You can watch the explainer from Chris here:

How does re-encryption work on the Verida protocol?

Each database is encrypted with key A. The Wallet re-encrypts the data with key B. The protocol enforces deletion of the original database and then replaces it with the new database of newly encrypted data.

All this data is only accessible to someone with the private key, so it's never public, so the original encrypted data is never exposed and decryptable by a third party.

The Verida protocol generates many private keys. Each database has its own encryption key, each application context has it's own signing key.

A user doesn't see these, they are generated from the master private key.

A user can "rotate" their master private key and in turn generate all new keys. The protocol supports this, but we have no interface for doing this yet.

What type of credentials can be issued on the Verida Network?

Verifiable Credentials are a W3C standard that is supported within the Verida Network with the @verida/verifiable-credential npm package.

Verida has a demonstration library showcasing how to store verifiable credentials on the Verida network. As a storage network, it’s possible to store any type of credential.
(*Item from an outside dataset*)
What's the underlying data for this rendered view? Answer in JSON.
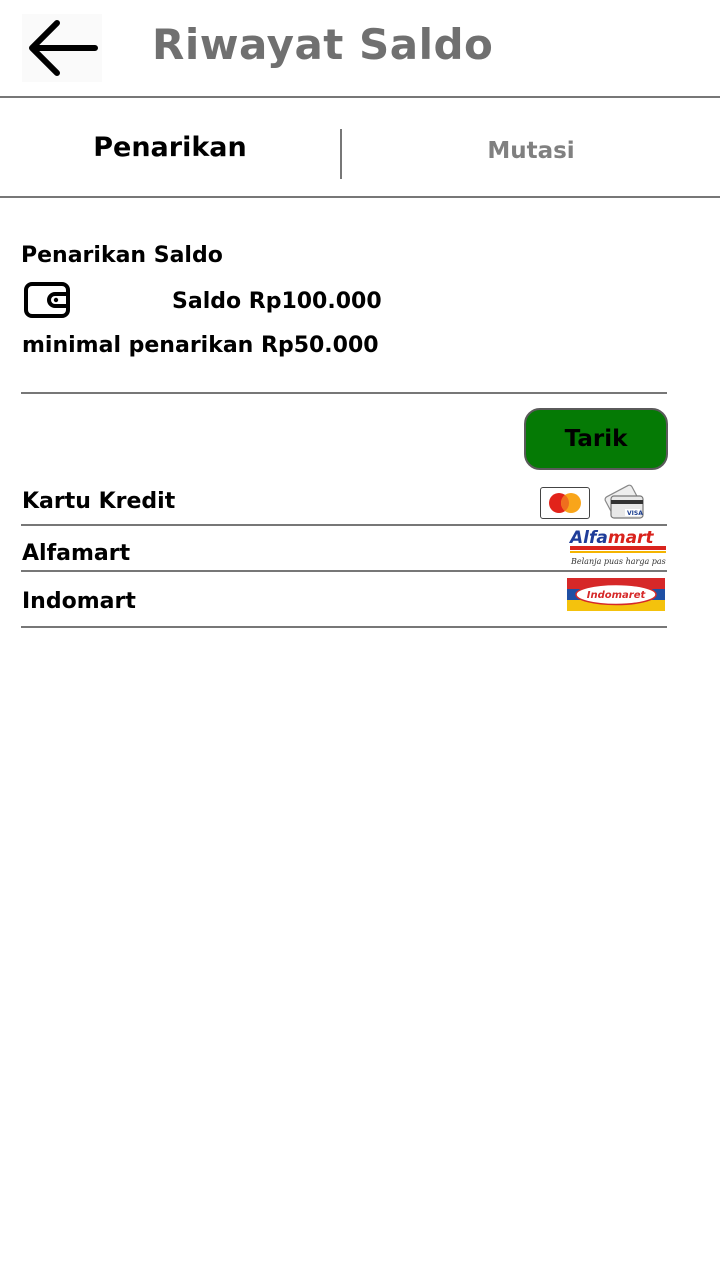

These credentials can be issued by any account on the Verida Network. The credentials can be privately or publicly stored by a Verida Account on the Verida Network. They can be verified by anyone, using the Verida Verifiable Credentials library (@verida/verifiable-credential). Learn more in our developer documentation.

The Verida Wallet has additional libraries and interfaces to make it easy for users to receive, store and use verifiable credentials on the Cheqd and Polygon ID networks. We expect to add support into the Verida Wallet for other credential libraries and protocols in the future.